= Prompt =
Write out the data that follows exactly, keeping every picture out.

(Website and app data records)
○ ○ ○
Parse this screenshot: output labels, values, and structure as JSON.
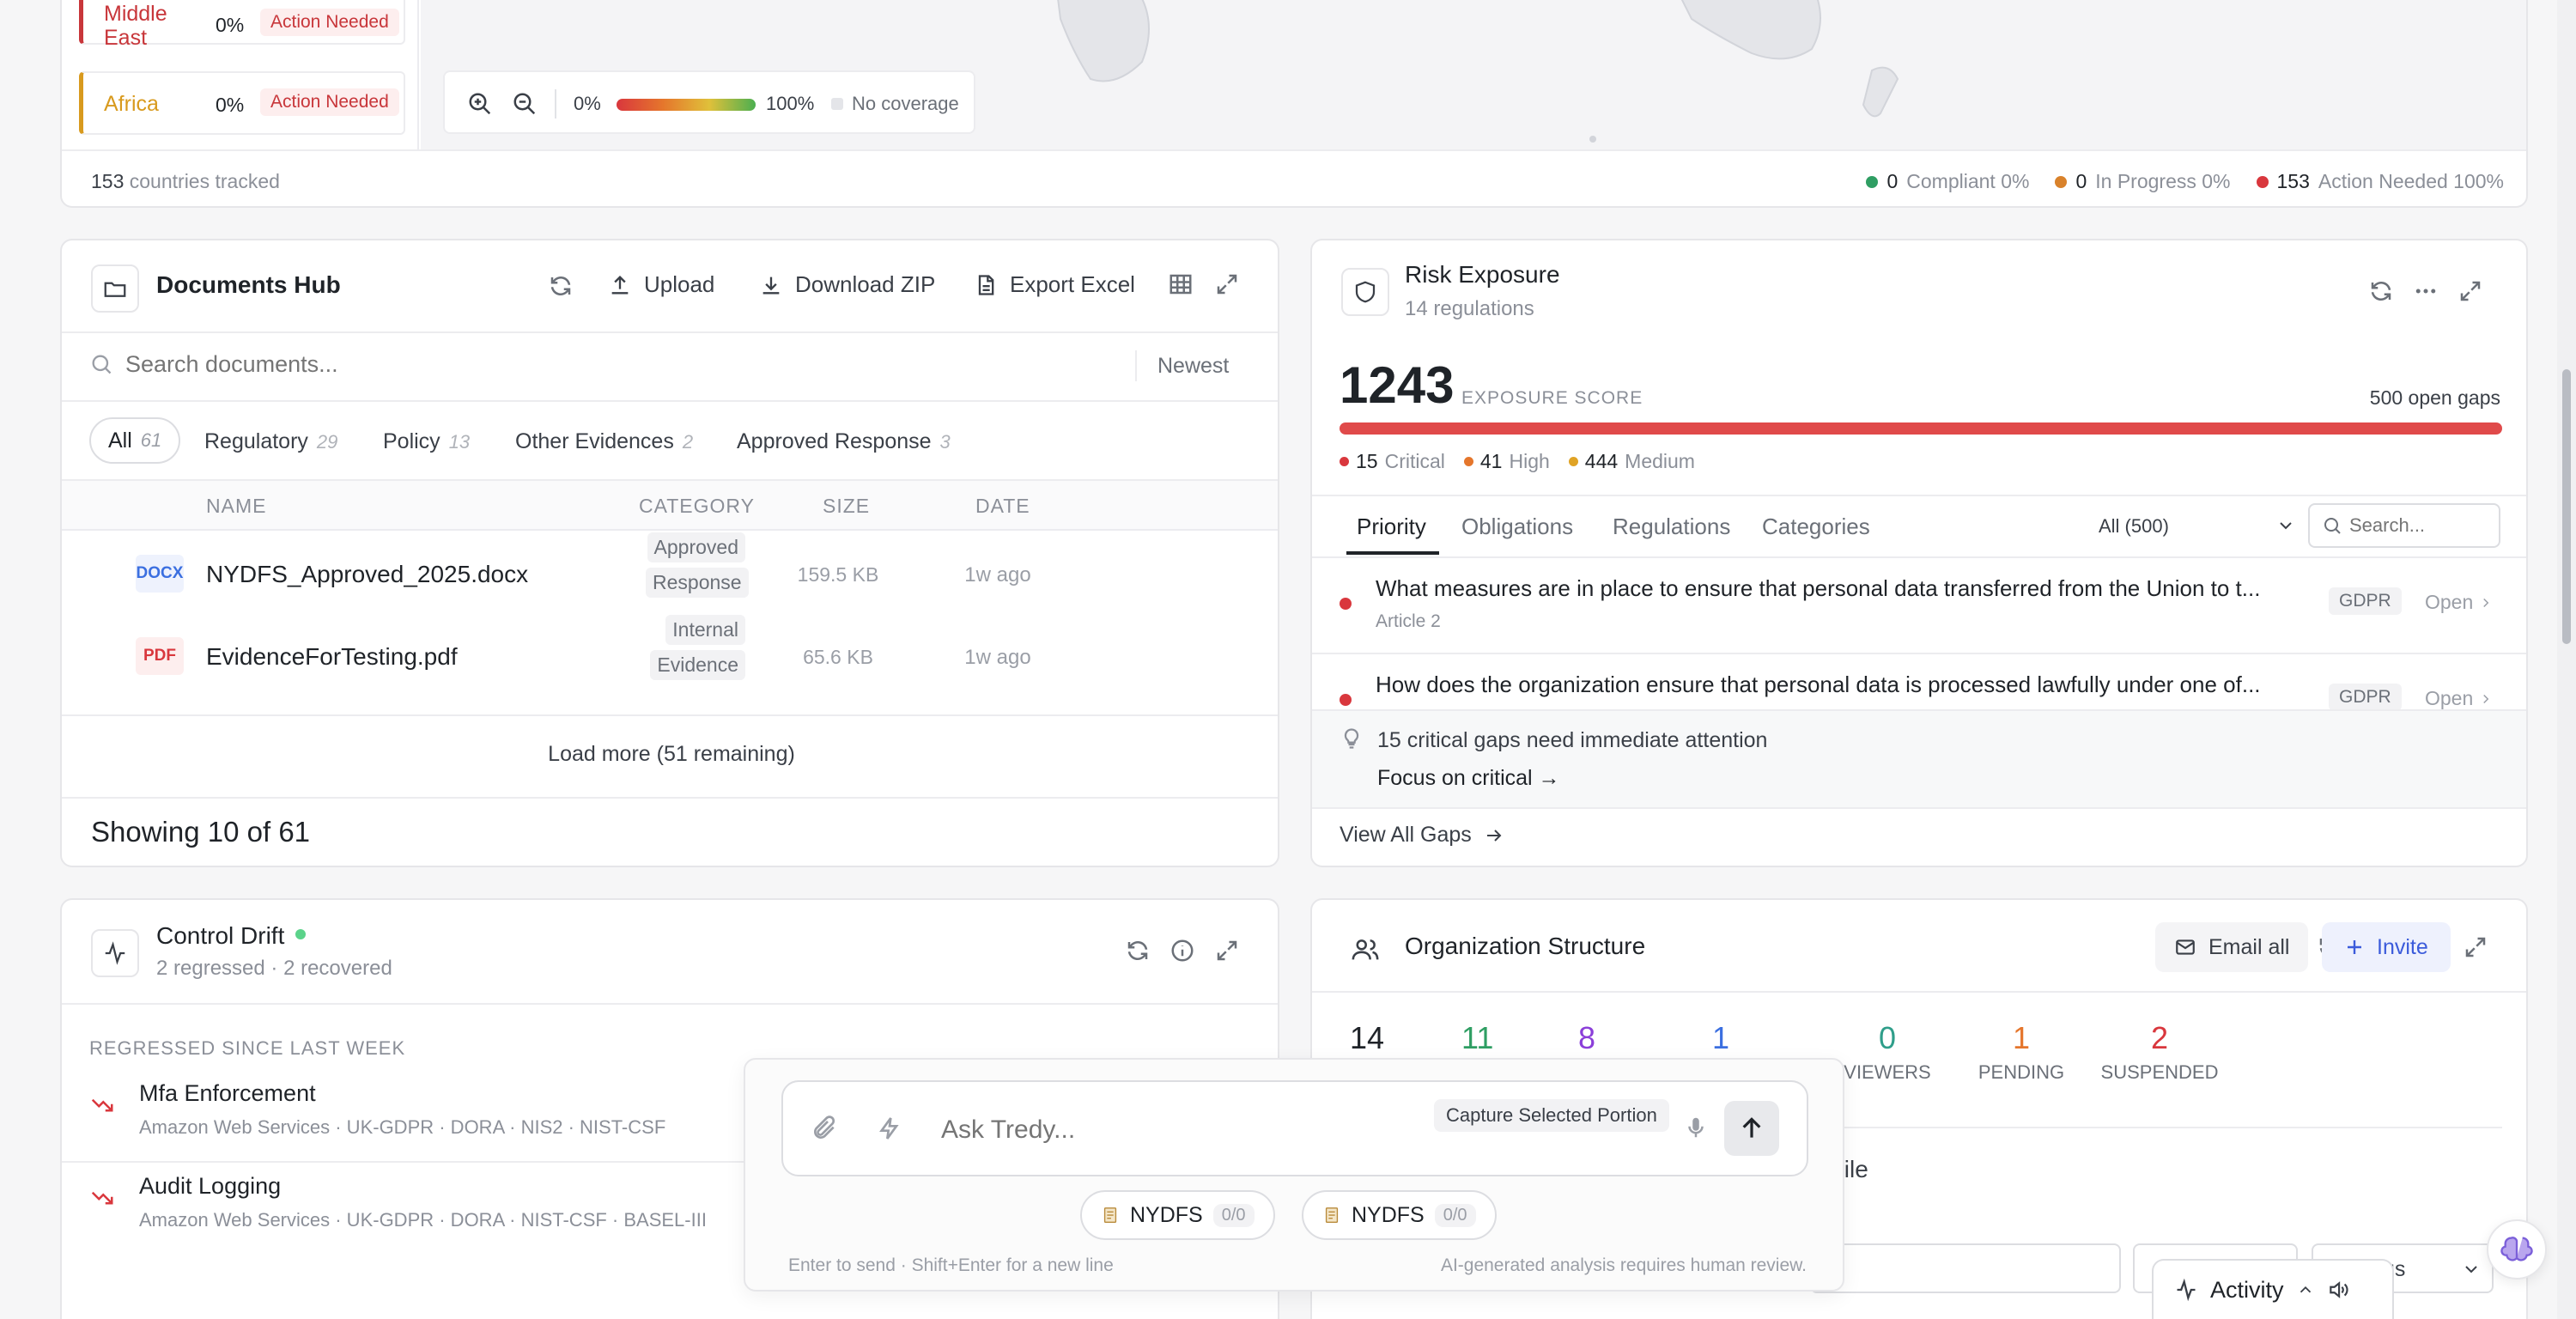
{
  "map": {
    "regions": [
      {
        "name": "Middle East",
        "pct": "0%",
        "status": "Action Needed",
        "color": "#c8363a"
      },
      {
        "name": "Africa",
        "pct": "0%",
        "status": "Action Needed",
        "color": "#d89a1e"
      }
    ],
    "legend_min": "0%",
    "legend_max": "100%",
    "no_coverage": "No coverage",
    "countries_count": "153",
    "countries_label": "countries tracked",
    "stats": [
      {
        "count": "0",
        "label": "Compliant 0%",
        "color": "#2f9e63"
      },
      {
        "count": "0",
        "label": "In Progress 0%",
        "color": "#d9822b"
      },
      {
        "count": "153",
        "label": "Action Needed 100%",
        "color": "#d9373d"
      }
    ]
  },
  "documents": {
    "title": "Documents Hub",
    "upload": "Upload",
    "download_zip": "Download ZIP",
    "export_excel": "Export Excel",
    "search_placeholder": "Search documents...",
    "sort": "Newest",
    "filters": [
      {
        "label": "All",
        "count": "61"
      },
      {
        "label": "Regulatory",
        "count": "29"
      },
      {
        "label": "Policy",
        "count": "13"
      },
      {
        "label": "Other Evidences",
        "count": "2"
      },
      {
        "label": "Approved Response",
        "count": "3"
      }
    ],
    "columns": {
      "name": "NAME",
      "category": "CATEGORY",
      "size": "SIZE",
      "date": "DATE"
    },
    "rows": [
      {
        "type": "DOCX",
        "name": "NYDFS_Approved_2025.docx",
        "cat1": "Approved",
        "cat2": "Response",
        "size": "159.5 KB",
        "date": "1w ago"
      },
      {
        "type": "PDF",
        "name": "EvidenceForTesting.pdf",
        "cat1": "Internal",
        "cat2": "Evidence",
        "size": "65.6 KB",
        "date": "1w ago"
      }
    ],
    "load_more": "Load more (51 remaining)",
    "showing": "Showing 10 of 61"
  },
  "risk": {
    "title": "Risk Exposure",
    "subtitle": "14 regulations",
    "score": "1243",
    "score_label": "EXPOSURE SCORE",
    "open_gaps": "500 open gaps",
    "severity": [
      {
        "count": "15",
        "label": "Critical",
        "color": "#d9373d"
      },
      {
        "count": "41",
        "label": "High",
        "color": "#e5762c"
      },
      {
        "count": "444",
        "label": "Medium",
        "color": "#e0a325"
      }
    ],
    "tabs": [
      "Priority",
      "Obligations",
      "Regulations",
      "Categories"
    ],
    "filter": "All (500)",
    "search_placeholder": "Search...",
    "gaps": [
      {
        "text": "What measures are in place to ensure that personal data transferred from the Union to t...",
        "article": "Article 2",
        "tag": "GDPR",
        "action": "Open"
      },
      {
        "text": "How does the organization ensure that personal data is processed lawfully under one of...",
        "tag": "GDPR",
        "action": "Open"
      }
    ],
    "hint": "15 critical gaps need immediate attention",
    "focus": "Focus on critical →",
    "view_all": "View All Gaps"
  },
  "drift": {
    "title": "Control Drift",
    "subtitle": "2 regressed · 2 recovered",
    "section": "REGRESSED SINCE LAST WEEK",
    "items": [
      {
        "name": "Mfa Enforcement",
        "meta": "Amazon Web Services · UK-GDPR · DORA · NIS2 · NIST-CSF"
      },
      {
        "name": "Audit Logging",
        "meta": "Amazon Web Services · UK-GDPR · DORA · NIST-CSF · BASEL-III"
      }
    ]
  },
  "org": {
    "title": "Organization Structure",
    "email_all": "Email all",
    "invite": "Invite",
    "stats": [
      {
        "value": "14",
        "label": "",
        "color": "#1f2328"
      },
      {
        "value": "11",
        "label": "",
        "color": "#2f9e63"
      },
      {
        "value": "8",
        "label": "",
        "color": "#8b3fd9"
      },
      {
        "value": "1",
        "label": "",
        "color": "#3b6fe0"
      },
      {
        "value": "0",
        "label": "VIEWERS",
        "color": "#2f9e8a"
      },
      {
        "value": "1",
        "label": "PENDING",
        "color": "#e5762c"
      },
      {
        "value": "2",
        "label": "SUSPENDED",
        "color": "#d9373d"
      }
    ],
    "profile_fragment": "file",
    "status_fragment": "tus"
  },
  "chat": {
    "placeholder": "Ask Tredy...",
    "capture": "Capture Selected Portion",
    "chips": [
      {
        "label": "NYDFS",
        "count": "0/0"
      },
      {
        "label": "NYDFS",
        "count": "0/0"
      }
    ],
    "hint_left": "Enter to send · Shift+Enter for a new line",
    "hint_right": "AI-generated analysis requires human review."
  },
  "activity": {
    "label": "Activity"
  }
}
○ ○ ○
= Response for this exercise =
Parse this screenshot: output labels, values, and structure as JSON.
{
  "map": {
    "regions": [
      {
        "name": "Middle East",
        "pct": "0%",
        "status": "Action Needed",
        "color": "#c8363a"
      },
      {
        "name": "Africa",
        "pct": "0%",
        "status": "Action Needed",
        "color": "#d89a1e"
      }
    ],
    "legend_min": "0%",
    "legend_max": "100%",
    "no_coverage": "No coverage",
    "countries_count": "153",
    "countries_label": "countries tracked",
    "stats": [
      {
        "count": "0",
        "label": "Compliant 0%",
        "color": "#2f9e63"
      },
      {
        "count": "0",
        "label": "In Progress 0%",
        "color": "#d9822b"
      },
      {
        "count": "153",
        "label": "Action Needed 100%",
        "color": "#d9373d"
      }
    ]
  },
  "documents": {
    "title": "Documents Hub",
    "upload": "Upload",
    "download_zip": "Download ZIP",
    "export_excel": "Export Excel",
    "search_placeholder": "Search documents...",
    "sort": "Newest",
    "filters": [
      {
        "label": "All",
        "count": "61"
      },
      {
        "label": "Regulatory",
        "count": "29"
      },
      {
        "label": "Policy",
        "count": "13"
      },
      {
        "label": "Other Evidences",
        "count": "2"
      },
      {
        "label": "Approved Response",
        "count": "3"
      }
    ],
    "columns": {
      "name": "NAME",
      "category": "CATEGORY",
      "size": "SIZE",
      "date": "DATE"
    },
    "rows": [
      {
        "type": "DOCX",
        "name": "NYDFS_Approved_2025.docx",
        "cat1": "Approved",
        "cat2": "Response",
        "size": "159.5 KB",
        "date": "1w ago"
      },
      {
        "type": "PDF",
        "name": "EvidenceForTesting.pdf",
        "cat1": "Internal",
        "cat2": "Evidence",
        "size": "65.6 KB",
        "date": "1w ago"
      }
    ],
    "load_more": "Load more (51 remaining)",
    "showing": "Showing 10 of 61"
  },
  "risk": {
    "title": "Risk Exposure",
    "subtitle": "14 regulations",
    "score": "1243",
    "score_label": "EXPOSURE SCORE",
    "open_gaps": "500 open gaps",
    "severity": [
      {
        "count": "15",
        "label": "Critical",
        "color": "#d9373d"
      },
      {
        "count": "41",
        "label": "High",
        "color": "#e5762c"
      },
      {
        "count": "444",
        "label": "Medium",
        "color": "#e0a325"
      }
    ],
    "tabs": [
      "Priority",
      "Obligations",
      "Regulations",
      "Categories"
    ],
    "filter": "All (500)",
    "search_placeholder": "Search...",
    "gaps": [
      {
        "text": "What measures are in place to ensure that personal data transferred from the Union to t...",
        "article": "Article 2",
        "tag": "GDPR",
        "action": "Open"
      },
      {
        "text": "How does the organization ensure that personal data is processed lawfully under one of...",
        "tag": "GDPR",
        "action": "Open"
      }
    ],
    "hint": "15 critical gaps need immediate attention",
    "focus": "Focus on critical →",
    "view_all": "View All Gaps"
  },
  "drift": {
    "title": "Control Drift",
    "subtitle": "2 regressed · 2 recovered",
    "section": "REGRESSED SINCE LAST WEEK",
    "items": [
      {
        "name": "Mfa Enforcement",
        "meta": "Amazon Web Services · UK-GDPR · DORA · NIS2 · NIST-CSF"
      },
      {
        "name": "Audit Logging",
        "meta": "Amazon Web Services · UK-GDPR · DORA · NIST-CSF · BASEL-III"
      }
    ]
  },
  "org": {
    "title": "Organization Structure",
    "email_all": "Email all",
    "invite": "Invite",
    "stats": [
      {
        "value": "14",
        "label": "",
        "color": "#1f2328"
      },
      {
        "value": "11",
        "label": "",
        "color": "#2f9e63"
      },
      {
        "value": "8",
        "label": "",
        "color": "#8b3fd9"
      },
      {
        "value": "1",
        "label": "",
        "color": "#3b6fe0"
      },
      {
        "value": "0",
        "label": "VIEWERS",
        "color": "#2f9e8a"
      },
      {
        "value": "1",
        "label": "PENDING",
        "color": "#e5762c"
      },
      {
        "value": "2",
        "label": "SUSPENDED",
        "color": "#d9373d"
      }
    ],
    "profile_fragment": "file",
    "status_fragment": "tus"
  },
  "chat": {
    "placeholder": "Ask Tredy...",
    "capture": "Capture Selected Portion",
    "chips": [
      {
        "label": "NYDFS",
        "count": "0/0"
      },
      {
        "label": "NYDFS",
        "count": "0/0"
      }
    ],
    "hint_left": "Enter to send · Shift+Enter for a new line",
    "hint_right": "AI-generated analysis requires human review."
  },
  "activity": {
    "label": "Activity"
  }
}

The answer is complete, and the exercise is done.